[DIRECTIONS FOR THIS TASK]: Please reproduce all of the data exactly as it appears, but skip the pictures.

[EXTRACTED MATERIAL]:
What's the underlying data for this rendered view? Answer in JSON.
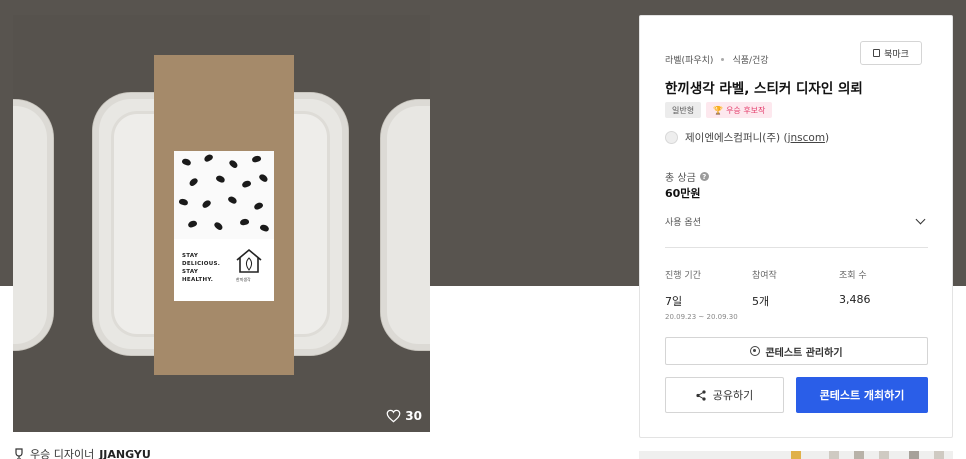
{
  "hero": {
    "image_alt": "Product packaging mockup",
    "label_text_lines": [
      "STAY",
      "DELICIOUS.",
      "STAY",
      "HEALTHY."
    ],
    "label_brand": "한끼생각",
    "likes_count": "30"
  },
  "designer": {
    "prefix": "우승 디자이너",
    "name": "JJANGYU_"
  },
  "card": {
    "breadcrumb": [
      "라벨(파우치)",
      "식품/건강"
    ],
    "bookmark_label": "북마크",
    "title": "한끼생각 라벨, 스티커 디자인 의뢰",
    "badges": {
      "type": "일반형",
      "winner": "우승 후보작"
    },
    "company": {
      "name": "제이엔에스컴퍼니(주)",
      "handle": "jnscom"
    },
    "prize": {
      "label": "총 상금",
      "value": "60만원"
    },
    "options_label": "사용 옵션",
    "stats": {
      "period": {
        "label": "진행 기간",
        "value": "7일",
        "range": "20.09.23 ~ 20.09.30"
      },
      "entries": {
        "label": "참여작",
        "value": "5개"
      },
      "views": {
        "label": "조회 수",
        "value": "3,486"
      }
    },
    "manage_label": "콘테스트 관리하기",
    "share_label": "공유하기",
    "host_label": "콘테스트 개최하기"
  },
  "colors": {
    "top_band": "#58544f",
    "primary_button": "#2a5ee8",
    "winner_badge_text": "#e33b6a"
  }
}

[SOLUTION FOR THIS PROBLEM]:
What's the underlying data for this rendered view? Answer in JSON.
{
  "hero": {
    "image_alt": "Product packaging mockup",
    "label_text_lines": [
      "STAY",
      "DELICIOUS.",
      "STAY",
      "HEALTHY."
    ],
    "label_brand": "한끼생각",
    "likes_count": "30"
  },
  "designer": {
    "prefix": "우승 디자이너",
    "name": "JJANGYU_"
  },
  "card": {
    "breadcrumb": [
      "라벨(파우치)",
      "식품/건강"
    ],
    "bookmark_label": "북마크",
    "title": "한끼생각 라벨, 스티커 디자인 의뢰",
    "badges": {
      "type": "일반형",
      "winner": "우승 후보작"
    },
    "company": {
      "name": "제이엔에스컴퍼니(주)",
      "handle": "jnscom"
    },
    "prize": {
      "label": "총 상금",
      "value": "60만원"
    },
    "options_label": "사용 옵션",
    "stats": {
      "period": {
        "label": "진행 기간",
        "value": "7일",
        "range": "20.09.23 ~ 20.09.30"
      },
      "entries": {
        "label": "참여작",
        "value": "5개"
      },
      "views": {
        "label": "조회 수",
        "value": "3,486"
      }
    },
    "manage_label": "콘테스트 관리하기",
    "share_label": "공유하기",
    "host_label": "콘테스트 개최하기"
  },
  "colors": {
    "top_band": "#58544f",
    "primary_button": "#2a5ee8",
    "winner_badge_text": "#e33b6a"
  }
}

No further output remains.